● Task goal
Look through the listing below and give the number of lines that hold "state". Say nothing more.

-------- Dataset content --------

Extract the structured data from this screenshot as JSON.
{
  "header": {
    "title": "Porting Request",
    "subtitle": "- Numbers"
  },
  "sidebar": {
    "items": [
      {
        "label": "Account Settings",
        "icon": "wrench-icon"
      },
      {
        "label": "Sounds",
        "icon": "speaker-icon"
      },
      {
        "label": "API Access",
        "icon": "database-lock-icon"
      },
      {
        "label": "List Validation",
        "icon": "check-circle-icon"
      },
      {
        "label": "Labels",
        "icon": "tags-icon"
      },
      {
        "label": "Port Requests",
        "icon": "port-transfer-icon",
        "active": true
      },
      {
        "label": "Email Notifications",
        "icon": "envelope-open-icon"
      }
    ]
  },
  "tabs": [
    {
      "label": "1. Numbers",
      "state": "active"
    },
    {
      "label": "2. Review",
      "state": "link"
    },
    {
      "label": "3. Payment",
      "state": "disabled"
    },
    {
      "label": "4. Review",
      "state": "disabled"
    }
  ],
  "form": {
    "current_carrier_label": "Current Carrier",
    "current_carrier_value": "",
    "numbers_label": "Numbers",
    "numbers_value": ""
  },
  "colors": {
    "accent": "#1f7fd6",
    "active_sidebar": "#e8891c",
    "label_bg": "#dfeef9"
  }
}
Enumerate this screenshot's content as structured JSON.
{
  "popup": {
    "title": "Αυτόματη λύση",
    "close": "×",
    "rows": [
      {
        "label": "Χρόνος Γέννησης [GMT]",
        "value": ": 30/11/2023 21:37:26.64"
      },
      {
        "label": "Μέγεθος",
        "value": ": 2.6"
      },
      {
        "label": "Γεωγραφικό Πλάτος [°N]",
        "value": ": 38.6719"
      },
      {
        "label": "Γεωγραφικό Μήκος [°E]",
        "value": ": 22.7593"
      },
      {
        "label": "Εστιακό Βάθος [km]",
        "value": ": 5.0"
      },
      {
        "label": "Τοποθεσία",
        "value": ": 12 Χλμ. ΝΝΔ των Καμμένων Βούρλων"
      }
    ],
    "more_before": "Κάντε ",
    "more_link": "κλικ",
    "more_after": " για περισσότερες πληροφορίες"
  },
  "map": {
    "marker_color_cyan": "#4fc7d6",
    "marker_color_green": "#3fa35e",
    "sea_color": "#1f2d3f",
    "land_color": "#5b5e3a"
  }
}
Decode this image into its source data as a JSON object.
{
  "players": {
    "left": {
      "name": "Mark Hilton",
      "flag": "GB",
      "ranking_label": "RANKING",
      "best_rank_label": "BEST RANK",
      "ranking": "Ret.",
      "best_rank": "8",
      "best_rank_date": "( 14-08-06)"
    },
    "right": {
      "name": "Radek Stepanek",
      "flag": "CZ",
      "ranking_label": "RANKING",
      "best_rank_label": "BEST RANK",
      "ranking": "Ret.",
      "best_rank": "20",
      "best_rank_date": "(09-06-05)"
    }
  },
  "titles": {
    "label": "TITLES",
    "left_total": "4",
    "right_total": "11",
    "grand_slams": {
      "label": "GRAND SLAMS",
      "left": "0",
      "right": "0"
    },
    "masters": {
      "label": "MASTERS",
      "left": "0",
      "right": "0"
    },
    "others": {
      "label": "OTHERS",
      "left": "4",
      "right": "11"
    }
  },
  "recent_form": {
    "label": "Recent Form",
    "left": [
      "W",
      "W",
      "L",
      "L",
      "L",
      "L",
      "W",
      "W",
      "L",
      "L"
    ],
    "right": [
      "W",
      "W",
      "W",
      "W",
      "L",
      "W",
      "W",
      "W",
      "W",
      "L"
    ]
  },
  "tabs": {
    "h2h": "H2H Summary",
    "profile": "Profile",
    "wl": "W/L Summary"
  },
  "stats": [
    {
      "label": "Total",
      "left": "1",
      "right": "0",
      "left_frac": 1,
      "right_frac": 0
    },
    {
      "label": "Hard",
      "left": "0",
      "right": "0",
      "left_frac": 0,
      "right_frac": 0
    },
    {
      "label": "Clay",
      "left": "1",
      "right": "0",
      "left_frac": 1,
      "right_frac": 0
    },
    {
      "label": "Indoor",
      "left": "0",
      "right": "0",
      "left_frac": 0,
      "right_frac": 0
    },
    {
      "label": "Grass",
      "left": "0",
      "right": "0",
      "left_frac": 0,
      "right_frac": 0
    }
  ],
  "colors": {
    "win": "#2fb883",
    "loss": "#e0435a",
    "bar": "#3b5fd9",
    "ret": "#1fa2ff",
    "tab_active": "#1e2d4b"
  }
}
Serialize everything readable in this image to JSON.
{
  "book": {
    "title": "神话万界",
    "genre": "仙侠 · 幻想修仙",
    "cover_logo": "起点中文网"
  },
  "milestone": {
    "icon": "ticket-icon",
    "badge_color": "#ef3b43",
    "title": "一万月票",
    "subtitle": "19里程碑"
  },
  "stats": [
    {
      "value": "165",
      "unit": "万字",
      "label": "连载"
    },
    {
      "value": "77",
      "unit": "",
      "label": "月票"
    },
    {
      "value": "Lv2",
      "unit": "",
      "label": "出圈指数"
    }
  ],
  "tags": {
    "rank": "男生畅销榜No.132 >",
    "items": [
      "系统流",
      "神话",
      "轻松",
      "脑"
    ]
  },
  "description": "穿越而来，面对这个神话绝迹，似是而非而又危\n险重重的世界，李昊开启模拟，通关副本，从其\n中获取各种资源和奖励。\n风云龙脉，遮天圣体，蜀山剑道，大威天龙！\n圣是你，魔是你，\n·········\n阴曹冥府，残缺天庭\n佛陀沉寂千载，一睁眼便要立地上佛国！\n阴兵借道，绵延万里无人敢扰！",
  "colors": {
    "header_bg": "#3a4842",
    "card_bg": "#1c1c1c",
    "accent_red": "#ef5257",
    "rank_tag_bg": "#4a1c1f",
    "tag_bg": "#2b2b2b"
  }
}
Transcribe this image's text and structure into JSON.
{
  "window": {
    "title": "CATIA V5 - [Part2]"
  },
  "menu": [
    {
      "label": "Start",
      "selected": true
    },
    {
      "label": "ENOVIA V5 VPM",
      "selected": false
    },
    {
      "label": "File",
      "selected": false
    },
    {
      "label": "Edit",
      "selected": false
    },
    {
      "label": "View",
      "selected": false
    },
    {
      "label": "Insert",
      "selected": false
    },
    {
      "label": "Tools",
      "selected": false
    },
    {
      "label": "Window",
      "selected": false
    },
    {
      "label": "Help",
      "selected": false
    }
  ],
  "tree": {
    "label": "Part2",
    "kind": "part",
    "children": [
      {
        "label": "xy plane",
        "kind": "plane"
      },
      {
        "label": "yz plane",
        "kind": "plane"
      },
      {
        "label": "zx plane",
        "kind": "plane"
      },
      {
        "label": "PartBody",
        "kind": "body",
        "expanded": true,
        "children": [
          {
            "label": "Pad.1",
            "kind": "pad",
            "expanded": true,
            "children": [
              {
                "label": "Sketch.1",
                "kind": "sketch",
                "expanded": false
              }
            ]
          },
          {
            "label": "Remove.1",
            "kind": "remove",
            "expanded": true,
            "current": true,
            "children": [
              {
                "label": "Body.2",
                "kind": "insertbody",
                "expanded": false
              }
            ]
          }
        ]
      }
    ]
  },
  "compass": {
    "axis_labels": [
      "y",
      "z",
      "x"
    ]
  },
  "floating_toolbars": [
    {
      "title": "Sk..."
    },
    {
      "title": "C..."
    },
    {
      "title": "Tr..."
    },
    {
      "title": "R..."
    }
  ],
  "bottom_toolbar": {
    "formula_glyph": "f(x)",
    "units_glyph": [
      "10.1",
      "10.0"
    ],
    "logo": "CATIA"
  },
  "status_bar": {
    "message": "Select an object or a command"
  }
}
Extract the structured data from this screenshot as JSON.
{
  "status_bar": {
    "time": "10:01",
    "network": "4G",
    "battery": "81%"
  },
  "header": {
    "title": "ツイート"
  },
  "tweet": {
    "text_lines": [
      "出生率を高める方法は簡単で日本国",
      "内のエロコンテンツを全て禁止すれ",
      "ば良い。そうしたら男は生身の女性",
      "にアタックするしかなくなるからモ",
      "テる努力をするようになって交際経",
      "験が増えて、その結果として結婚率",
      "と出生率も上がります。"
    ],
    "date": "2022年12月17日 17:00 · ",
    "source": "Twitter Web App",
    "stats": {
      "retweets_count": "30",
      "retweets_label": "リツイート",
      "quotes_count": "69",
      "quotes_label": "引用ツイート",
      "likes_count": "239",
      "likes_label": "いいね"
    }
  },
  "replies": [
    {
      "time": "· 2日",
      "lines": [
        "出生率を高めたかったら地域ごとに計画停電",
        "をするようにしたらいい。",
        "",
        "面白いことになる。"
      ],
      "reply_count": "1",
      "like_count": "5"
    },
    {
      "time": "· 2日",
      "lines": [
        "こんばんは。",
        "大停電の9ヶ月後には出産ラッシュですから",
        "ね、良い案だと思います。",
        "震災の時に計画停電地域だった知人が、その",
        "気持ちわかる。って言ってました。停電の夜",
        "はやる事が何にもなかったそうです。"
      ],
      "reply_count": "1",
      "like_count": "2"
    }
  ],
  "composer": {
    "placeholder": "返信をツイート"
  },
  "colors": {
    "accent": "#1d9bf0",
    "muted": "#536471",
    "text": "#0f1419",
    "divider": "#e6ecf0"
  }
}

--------

● Result for this exercise
4